**ABOUT THIS EXERCISE**
Read the data below line by line and copy each one with "larga" in it.

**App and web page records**
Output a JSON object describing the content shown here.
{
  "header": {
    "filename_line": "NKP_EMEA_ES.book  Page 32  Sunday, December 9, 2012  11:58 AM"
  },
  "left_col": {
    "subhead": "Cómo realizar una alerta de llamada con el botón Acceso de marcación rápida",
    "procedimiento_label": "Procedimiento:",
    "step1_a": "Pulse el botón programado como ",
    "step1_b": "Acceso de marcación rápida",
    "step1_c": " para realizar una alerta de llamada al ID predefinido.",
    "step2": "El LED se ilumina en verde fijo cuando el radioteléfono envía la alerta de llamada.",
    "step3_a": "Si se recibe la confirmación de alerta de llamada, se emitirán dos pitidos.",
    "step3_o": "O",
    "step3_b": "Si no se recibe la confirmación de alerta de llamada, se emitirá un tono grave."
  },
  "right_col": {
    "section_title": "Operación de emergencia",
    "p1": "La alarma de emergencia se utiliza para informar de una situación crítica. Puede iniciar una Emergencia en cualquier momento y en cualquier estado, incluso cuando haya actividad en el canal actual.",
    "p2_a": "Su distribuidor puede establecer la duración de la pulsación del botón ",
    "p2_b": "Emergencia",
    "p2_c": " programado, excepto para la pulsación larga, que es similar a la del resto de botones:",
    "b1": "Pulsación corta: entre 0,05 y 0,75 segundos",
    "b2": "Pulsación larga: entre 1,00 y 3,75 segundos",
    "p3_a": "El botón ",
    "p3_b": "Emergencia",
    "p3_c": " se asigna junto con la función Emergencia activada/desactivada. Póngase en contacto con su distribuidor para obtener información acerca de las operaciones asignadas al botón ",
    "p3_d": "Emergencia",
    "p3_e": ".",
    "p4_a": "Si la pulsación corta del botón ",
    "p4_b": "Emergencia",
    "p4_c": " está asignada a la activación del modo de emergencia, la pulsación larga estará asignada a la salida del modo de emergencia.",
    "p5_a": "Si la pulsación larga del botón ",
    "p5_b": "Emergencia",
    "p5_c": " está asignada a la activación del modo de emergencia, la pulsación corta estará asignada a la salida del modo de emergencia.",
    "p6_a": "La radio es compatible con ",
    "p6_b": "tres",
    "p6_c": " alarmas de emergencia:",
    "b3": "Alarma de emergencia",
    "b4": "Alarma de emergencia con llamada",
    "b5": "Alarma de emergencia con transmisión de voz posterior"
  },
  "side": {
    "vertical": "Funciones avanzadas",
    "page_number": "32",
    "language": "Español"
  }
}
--
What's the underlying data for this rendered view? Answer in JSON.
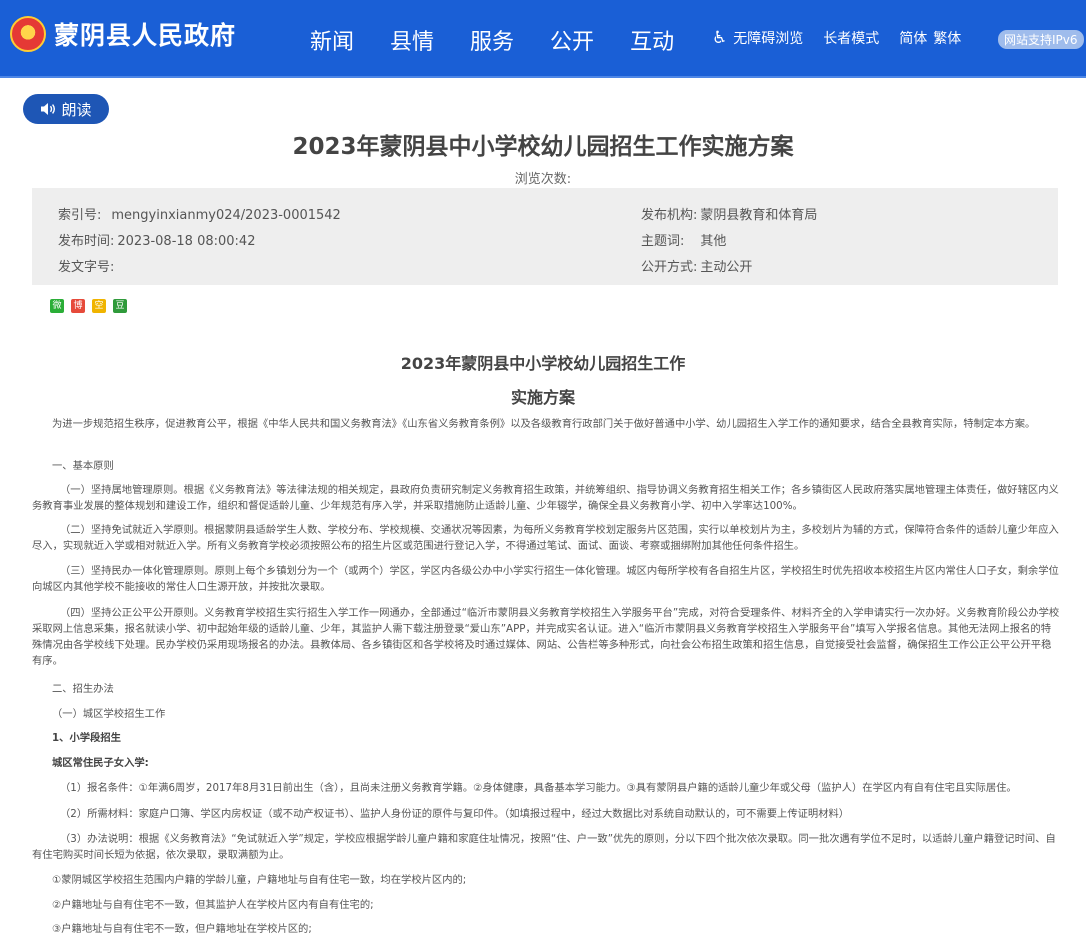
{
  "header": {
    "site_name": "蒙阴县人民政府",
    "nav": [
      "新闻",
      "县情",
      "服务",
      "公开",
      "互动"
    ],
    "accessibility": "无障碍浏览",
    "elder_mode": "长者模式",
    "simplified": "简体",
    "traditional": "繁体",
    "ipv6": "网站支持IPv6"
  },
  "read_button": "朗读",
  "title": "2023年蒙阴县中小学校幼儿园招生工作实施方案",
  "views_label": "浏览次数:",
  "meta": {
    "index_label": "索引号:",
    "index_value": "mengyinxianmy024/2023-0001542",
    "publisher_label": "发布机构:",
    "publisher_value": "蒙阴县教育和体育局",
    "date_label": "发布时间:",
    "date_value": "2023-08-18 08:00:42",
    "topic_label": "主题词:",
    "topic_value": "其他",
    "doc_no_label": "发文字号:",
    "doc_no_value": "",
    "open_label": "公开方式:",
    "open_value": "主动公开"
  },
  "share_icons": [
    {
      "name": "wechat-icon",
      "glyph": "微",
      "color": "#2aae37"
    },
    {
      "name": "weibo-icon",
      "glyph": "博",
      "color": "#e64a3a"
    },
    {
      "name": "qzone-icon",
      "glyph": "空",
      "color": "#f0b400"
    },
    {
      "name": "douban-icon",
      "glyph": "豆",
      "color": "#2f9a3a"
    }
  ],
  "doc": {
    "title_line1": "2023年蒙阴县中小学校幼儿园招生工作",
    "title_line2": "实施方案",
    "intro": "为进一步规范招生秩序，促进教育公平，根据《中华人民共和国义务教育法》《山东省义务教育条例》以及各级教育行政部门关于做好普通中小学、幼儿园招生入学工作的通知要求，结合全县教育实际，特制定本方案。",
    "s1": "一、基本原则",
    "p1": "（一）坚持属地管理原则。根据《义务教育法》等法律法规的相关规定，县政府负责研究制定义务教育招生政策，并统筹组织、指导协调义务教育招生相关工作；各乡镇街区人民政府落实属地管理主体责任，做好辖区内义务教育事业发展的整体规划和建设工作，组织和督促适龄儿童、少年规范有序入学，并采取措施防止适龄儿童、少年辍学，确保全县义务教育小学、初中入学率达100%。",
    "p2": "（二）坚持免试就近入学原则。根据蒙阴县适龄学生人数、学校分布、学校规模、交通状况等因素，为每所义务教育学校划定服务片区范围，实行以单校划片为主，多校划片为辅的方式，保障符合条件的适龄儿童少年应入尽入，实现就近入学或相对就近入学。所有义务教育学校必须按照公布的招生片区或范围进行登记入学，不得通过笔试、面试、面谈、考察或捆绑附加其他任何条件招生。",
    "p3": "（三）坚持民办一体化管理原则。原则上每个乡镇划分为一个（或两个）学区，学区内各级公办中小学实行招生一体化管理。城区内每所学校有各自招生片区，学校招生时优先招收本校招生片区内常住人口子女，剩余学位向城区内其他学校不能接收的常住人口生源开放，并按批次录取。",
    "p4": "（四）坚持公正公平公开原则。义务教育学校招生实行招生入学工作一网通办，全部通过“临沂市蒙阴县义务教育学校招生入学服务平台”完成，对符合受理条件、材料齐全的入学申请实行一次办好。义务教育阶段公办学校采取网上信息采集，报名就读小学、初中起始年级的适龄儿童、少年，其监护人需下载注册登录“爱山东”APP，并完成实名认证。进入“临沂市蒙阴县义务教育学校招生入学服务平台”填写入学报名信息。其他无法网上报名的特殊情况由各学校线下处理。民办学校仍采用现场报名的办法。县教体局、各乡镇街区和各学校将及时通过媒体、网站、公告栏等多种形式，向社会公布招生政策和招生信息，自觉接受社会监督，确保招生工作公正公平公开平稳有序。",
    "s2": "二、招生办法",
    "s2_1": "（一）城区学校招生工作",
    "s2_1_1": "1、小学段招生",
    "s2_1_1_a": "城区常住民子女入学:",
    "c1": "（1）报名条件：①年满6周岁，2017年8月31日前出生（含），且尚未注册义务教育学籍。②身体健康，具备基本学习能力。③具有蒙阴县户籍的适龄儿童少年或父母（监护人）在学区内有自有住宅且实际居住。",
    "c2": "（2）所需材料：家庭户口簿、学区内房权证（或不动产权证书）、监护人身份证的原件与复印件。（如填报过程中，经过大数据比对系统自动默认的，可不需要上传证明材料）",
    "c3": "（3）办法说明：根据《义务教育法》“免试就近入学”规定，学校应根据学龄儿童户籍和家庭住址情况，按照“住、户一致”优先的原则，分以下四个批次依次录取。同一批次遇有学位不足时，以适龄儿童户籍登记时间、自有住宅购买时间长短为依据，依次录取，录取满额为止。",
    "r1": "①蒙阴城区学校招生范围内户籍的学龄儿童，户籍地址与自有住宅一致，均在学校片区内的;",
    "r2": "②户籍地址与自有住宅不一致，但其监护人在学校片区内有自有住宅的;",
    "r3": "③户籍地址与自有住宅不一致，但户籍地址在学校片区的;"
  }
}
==
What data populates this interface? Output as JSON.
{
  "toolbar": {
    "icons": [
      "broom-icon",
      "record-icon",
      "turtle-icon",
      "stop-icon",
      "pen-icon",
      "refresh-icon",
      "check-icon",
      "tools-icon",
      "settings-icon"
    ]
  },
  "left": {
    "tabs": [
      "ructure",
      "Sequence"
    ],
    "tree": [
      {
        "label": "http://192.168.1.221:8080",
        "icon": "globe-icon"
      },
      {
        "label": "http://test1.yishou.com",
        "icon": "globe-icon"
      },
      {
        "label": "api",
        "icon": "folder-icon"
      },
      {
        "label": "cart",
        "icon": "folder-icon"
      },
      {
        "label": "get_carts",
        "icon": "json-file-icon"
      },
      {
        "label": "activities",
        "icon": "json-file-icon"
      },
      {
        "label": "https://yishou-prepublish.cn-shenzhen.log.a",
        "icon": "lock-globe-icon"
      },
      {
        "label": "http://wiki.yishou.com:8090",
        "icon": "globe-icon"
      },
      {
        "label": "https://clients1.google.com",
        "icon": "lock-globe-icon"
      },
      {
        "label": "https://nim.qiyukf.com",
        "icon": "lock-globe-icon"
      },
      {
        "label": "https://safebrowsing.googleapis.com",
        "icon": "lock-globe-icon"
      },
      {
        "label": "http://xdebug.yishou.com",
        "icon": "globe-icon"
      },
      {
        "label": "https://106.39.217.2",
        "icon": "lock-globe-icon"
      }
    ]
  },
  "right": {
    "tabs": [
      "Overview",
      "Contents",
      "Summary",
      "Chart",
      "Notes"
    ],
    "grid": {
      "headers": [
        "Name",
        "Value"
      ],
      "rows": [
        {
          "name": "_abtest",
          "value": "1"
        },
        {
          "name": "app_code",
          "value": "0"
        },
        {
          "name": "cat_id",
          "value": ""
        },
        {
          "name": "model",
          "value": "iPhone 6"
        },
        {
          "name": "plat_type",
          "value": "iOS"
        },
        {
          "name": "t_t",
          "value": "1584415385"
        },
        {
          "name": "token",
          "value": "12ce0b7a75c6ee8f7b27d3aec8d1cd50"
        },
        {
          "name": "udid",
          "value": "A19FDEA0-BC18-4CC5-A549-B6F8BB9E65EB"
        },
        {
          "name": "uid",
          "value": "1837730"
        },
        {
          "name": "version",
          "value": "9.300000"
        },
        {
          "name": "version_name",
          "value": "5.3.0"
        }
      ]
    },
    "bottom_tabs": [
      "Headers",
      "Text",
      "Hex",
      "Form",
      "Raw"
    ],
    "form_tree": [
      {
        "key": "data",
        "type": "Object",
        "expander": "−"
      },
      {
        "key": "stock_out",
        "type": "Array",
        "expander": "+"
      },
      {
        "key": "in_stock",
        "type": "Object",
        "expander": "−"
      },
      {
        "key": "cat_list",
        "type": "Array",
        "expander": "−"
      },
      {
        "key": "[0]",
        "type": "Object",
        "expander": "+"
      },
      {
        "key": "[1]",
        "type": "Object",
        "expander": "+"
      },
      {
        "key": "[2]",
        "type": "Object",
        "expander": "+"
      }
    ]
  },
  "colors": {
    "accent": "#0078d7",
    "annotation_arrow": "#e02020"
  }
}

**OUTPUT OF THE TASK**
    "p2_c": " programado, excepto para la pulsación larga, que es similar a la del resto de botones:",
    "b2": "Pulsación larga: entre 1,00 y 3,75 segundos",
    "p4_c": " está asignada a la activación del modo de emergencia, la pulsación larga estará asignada a la salida del modo de emergencia.",
    "p5_a": "Si la pulsación larga del botón ",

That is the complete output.